Task requirements:
Return the listing below in full, exactly.

Data for this task:
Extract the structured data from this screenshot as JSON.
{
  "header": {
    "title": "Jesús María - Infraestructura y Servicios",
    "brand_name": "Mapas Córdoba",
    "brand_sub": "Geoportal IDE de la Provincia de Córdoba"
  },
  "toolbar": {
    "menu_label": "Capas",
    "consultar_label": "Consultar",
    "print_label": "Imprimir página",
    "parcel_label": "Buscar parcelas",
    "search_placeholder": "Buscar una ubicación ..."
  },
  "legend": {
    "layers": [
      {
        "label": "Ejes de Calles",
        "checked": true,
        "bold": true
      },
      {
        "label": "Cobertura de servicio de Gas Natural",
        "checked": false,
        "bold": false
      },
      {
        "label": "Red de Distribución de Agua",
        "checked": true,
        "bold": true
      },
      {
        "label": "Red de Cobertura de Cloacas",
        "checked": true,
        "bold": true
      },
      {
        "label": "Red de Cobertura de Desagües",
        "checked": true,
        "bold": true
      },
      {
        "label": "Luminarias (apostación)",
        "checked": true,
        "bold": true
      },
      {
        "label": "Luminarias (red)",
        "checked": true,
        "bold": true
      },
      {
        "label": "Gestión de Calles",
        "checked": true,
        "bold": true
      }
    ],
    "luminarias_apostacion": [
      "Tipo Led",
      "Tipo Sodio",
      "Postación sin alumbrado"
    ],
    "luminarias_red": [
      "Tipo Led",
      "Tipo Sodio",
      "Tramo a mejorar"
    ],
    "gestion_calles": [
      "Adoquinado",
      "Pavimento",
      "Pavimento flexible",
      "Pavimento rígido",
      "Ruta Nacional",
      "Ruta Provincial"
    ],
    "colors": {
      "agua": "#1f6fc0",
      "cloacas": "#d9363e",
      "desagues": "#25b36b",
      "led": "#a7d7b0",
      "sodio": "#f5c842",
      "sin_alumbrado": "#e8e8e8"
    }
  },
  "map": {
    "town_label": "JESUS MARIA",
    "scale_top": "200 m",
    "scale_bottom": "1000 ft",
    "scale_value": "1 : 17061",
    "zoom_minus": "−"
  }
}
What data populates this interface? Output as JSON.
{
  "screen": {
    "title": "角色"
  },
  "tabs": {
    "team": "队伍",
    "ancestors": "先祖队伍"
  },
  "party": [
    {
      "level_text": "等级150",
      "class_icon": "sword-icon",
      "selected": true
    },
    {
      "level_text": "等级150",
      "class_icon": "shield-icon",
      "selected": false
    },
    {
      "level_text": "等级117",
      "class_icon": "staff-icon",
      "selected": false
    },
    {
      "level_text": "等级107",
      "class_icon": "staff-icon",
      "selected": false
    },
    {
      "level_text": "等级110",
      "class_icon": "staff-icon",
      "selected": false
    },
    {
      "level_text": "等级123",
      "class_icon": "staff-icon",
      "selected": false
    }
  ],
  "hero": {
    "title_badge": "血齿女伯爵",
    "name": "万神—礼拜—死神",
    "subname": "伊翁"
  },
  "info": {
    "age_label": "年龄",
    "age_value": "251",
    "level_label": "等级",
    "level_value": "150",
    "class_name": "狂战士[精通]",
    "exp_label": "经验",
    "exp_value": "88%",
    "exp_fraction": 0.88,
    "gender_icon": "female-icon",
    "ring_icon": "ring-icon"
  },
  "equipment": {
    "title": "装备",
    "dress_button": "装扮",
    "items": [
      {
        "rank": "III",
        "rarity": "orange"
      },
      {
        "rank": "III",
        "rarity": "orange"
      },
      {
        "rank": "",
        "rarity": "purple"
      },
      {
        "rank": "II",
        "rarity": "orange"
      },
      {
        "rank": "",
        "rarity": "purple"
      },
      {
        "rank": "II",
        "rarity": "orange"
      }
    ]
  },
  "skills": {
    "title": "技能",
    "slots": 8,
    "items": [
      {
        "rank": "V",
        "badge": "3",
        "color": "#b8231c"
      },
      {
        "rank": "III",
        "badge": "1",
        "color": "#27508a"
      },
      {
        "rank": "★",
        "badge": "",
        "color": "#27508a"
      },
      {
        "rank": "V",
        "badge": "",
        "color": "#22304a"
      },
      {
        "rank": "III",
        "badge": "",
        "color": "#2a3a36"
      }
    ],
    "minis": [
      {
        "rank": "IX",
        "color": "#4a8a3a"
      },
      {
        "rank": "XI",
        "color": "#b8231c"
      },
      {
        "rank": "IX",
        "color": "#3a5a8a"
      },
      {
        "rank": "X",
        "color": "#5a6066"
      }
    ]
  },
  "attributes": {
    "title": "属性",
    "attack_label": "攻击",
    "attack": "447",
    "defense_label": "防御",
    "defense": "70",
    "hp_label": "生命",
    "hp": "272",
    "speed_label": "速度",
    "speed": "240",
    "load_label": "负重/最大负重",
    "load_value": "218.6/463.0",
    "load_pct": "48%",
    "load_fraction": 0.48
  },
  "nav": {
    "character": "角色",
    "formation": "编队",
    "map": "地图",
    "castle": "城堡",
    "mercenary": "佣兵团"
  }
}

Exercise output:
Extract the structured data from this screenshot as JSON.
{
  "header": {
    "title": "Jesús María - Infraestructura y Servicios",
    "brand_name": "Mapas Córdoba",
    "brand_sub": "Geoportal IDE de la Provincia de Córdoba"
  },
  "toolbar": {
    "menu_label": "Capas",
    "consultar_label": "Consultar",
    "print_label": "Imprimir página",
    "parcel_label": "Buscar parcelas",
    "search_placeholder": "Buscar una ubicación ..."
  },
  "legend": {
    "layers": [
      {
        "label": "Ejes de Calles",
        "checked": true,
        "bold": true
      },
      {
        "label": "Cobertura de servicio de Gas Natural",
        "checked": false,
        "bold": false
      },
      {
        "label": "Red de Distribución de Agua",
        "checked": true,
        "bold": true
      },
      {
        "label": "Red de Cobertura de Cloacas",
        "checked": true,
        "bold": true
      },
      {
        "label": "Red de Cobertura de Desagües",
        "checked": true,
        "bold": true
      },
      {
        "label": "Luminarias (apostación)",
        "checked": true,
        "bold": true
      },
      {
        "label": "Luminarias (red)",
        "checked": true,
        "bold": true
      },
      {
        "label": "Gestión de Calles",
        "checked": true,
        "bold": true
      }
    ],
    "luminarias_apostacion": [
      "Tipo Led",
      "Tipo Sodio",
      "Postación sin alumbrado"
    ],
    "luminarias_red": [
      "Tipo Led",
      "Tipo Sodio",
      "Tramo a mejorar"
    ],
    "gestion_calles": [
      "Adoquinado",
      "Pavimento",
      "Pavimento flexible",
      "Pavimento rígido",
      "Ruta Nacional",
      "Ruta Provincial"
    ],
    "colors": {
      "agua": "#1f6fc0",
      "cloacas": "#d9363e",
      "desagues": "#25b36b",
      "led": "#a7d7b0",
      "sodio": "#f5c842",
      "sin_alumbrado": "#e8e8e8"
    }
  },
  "map": {
    "town_label": "JESUS MARIA",
    "scale_top": "200 m",
    "scale_bottom": "1000 ft",
    "scale_value": "1 : 17061",
    "zoom_minus": "−"
  }
}
What data populates this interface? Output as JSON.
{
  "screen": {
    "title": "角色"
  },
  "tabs": {
    "team": "队伍",
    "ancestors": "先祖队伍"
  },
  "party": [
    {
      "level_text": "等级150",
      "class_icon": "sword-icon",
      "selected": true
    },
    {
      "level_text": "等级150",
      "class_icon": "shield-icon",
      "selected": false
    },
    {
      "level_text": "等级117",
      "class_icon": "staff-icon",
      "selected": false
    },
    {
      "level_text": "等级107",
      "class_icon": "staff-icon",
      "selected": false
    },
    {
      "level_text": "等级110",
      "class_icon": "staff-icon",
      "selected": false
    },
    {
      "level_text": "等级123",
      "class_icon": "staff-icon",
      "selected": false
    }
  ],
  "hero": {
    "title_badge": "血齿女伯爵",
    "name": "万神—礼拜—死神",
    "subname": "伊翁"
  },
  "info": {
    "age_label": "年龄",
    "age_value": "251",
    "level_label": "等级",
    "level_value": "150",
    "class_name": "狂战士[精通]",
    "exp_label": "经验",
    "exp_value": "88%",
    "exp_fraction": 0.88,
    "gender_icon": "female-icon",
    "ring_icon": "ring-icon"
  },
  "equipment": {
    "title": "装备",
    "dress_button": "装扮",
    "items": [
      {
        "rank": "III",
        "rarity": "orange"
      },
      {
        "rank": "III",
        "rarity": "orange"
      },
      {
        "rank": "",
        "rarity": "purple"
      },
      {
        "rank": "II",
        "rarity": "orange"
      },
      {
        "rank": "",
        "rarity": "purple"
      },
      {
        "rank": "II",
        "rarity": "orange"
      }
    ]
  },
  "skills": {
    "title": "技能",
    "slots": 8,
    "items": [
      {
        "rank": "V",
        "badge": "3",
        "color": "#b8231c"
      },
      {
        "rank": "III",
        "badge": "1",
        "color": "#27508a"
      },
      {
        "rank": "★",
        "badge": "",
        "color": "#27508a"
      },
      {
        "rank": "V",
        "badge": "",
        "color": "#22304a"
      },
      {
        "rank": "III",
        "badge": "",
        "color": "#2a3a36"
      }
    ],
    "minis": [
      {
        "rank": "IX",
        "color": "#4a8a3a"
      },
      {
        "rank": "XI",
        "color": "#b8231c"
      },
      {
        "rank": "IX",
        "color": "#3a5a8a"
      },
      {
        "rank": "X",
        "color": "#5a6066"
      }
    ]
  },
  "attributes": {
    "title": "属性",
    "attack_label": "攻击",
    "attack": "447",
    "defense_label": "防御",
    "defense": "70",
    "hp_label": "生命",
    "hp": "272",
    "speed_label": "速度",
    "speed": "240",
    "load_label": "负重/最大负重",
    "load_value": "218.6/463.0",
    "load_pct": "48%",
    "load_fraction": 0.48
  },
  "nav": {
    "character": "角色",
    "formation": "编队",
    "map": "地图",
    "castle": "城堡",
    "mercenary": "佣兵团"
  }
}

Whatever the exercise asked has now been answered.